Tensions rose again when city schools were desegregated in September. Governor Wallace’s vow to resist with Alabama National Guard troops was foiled when Kennedy nationalized the Guard and ordered them to stand down. Still, most white students shunned the newly integrated schools.
On Sunday morning September 15 a white man driving a white and turquoise Chevrolet was seen placing a box under the steps of the 16th Street Church. A bomb exploded as students were filing into a basement room for Sunday school. The bomb killed 11 year old Denise McNair and Addie Mae Collins, Carole Robertson, and Cynthia Wesley, all 14 years old.
Rev. King spoke the funeral for three of the girls. More than 8,000 mourners, including 800 clergymen of all races, attended the service. No city officials attended.
Outrage over the bombing and other atrocities paved the way for the passage of the Civil Rights Act of 1964, which was signed into law by President Lyndon Johnson the following summer.
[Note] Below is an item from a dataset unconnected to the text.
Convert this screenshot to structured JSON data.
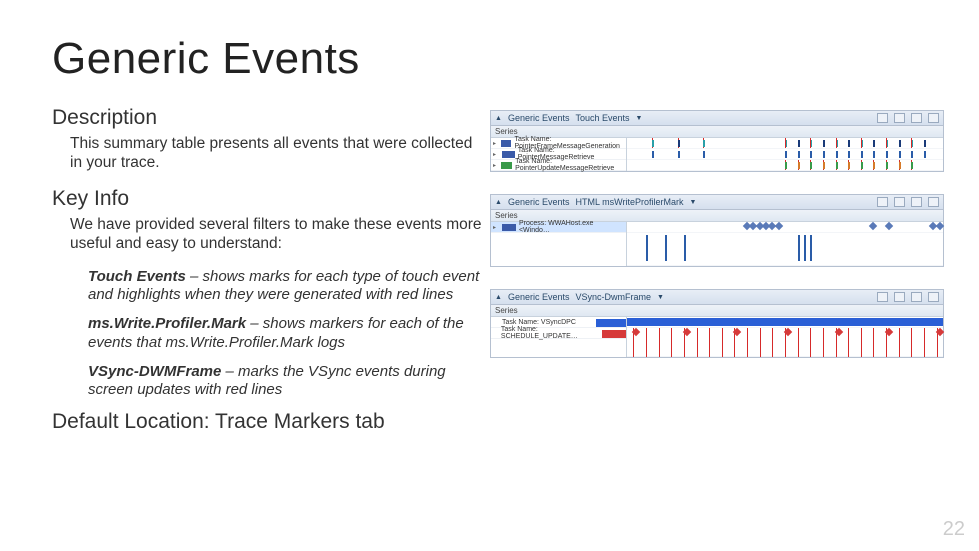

Ku Klux Klan member Robert Chambliss was later identified as the man who left the package. He was soon arrested and 122 sticks of dynamite were found in his home matching the forensic pattern of the explosives used in the bomb. Despite overwhelming evidence, including an eyewitness, a local jury acquitted Chambliss of murder and convicted him of a minor charge of possessing explosives. He was fined $100 and sentenced to six months in local jail, where he was safely separated from Black inmates and treated as a hero by jailers.
The verdict shocked and outraged the nation. But it was not until 1977 when young Alabama Attorney General Bill Baxley reopened the case that anything like justice began to be done. Baxley secured a conviction of Chambliss despite not having access to FBI files which were denied him because the agency feared that the extent of its infiltration of the Klan—and possible advance knowledge of the bombing plot—might be exposed. Chambliss was sentenced to life imprisonment. He died in an Alabama prison on October 29, 1985.
In May of 2002 the FBI finally made public its files on the case and said that Klansmen Herman Cash, Thomas Blanton and Bobby Cherry had conspired with Chambliss on the bombing. Cash was dead. Blanton and Cherry were charged with murder and eventually convicted in separate trials. Cherry was identified as the ring leader and the man whose military training made him familiar with explosives. Cherry died in prison in 2004. Blanton remains in prison.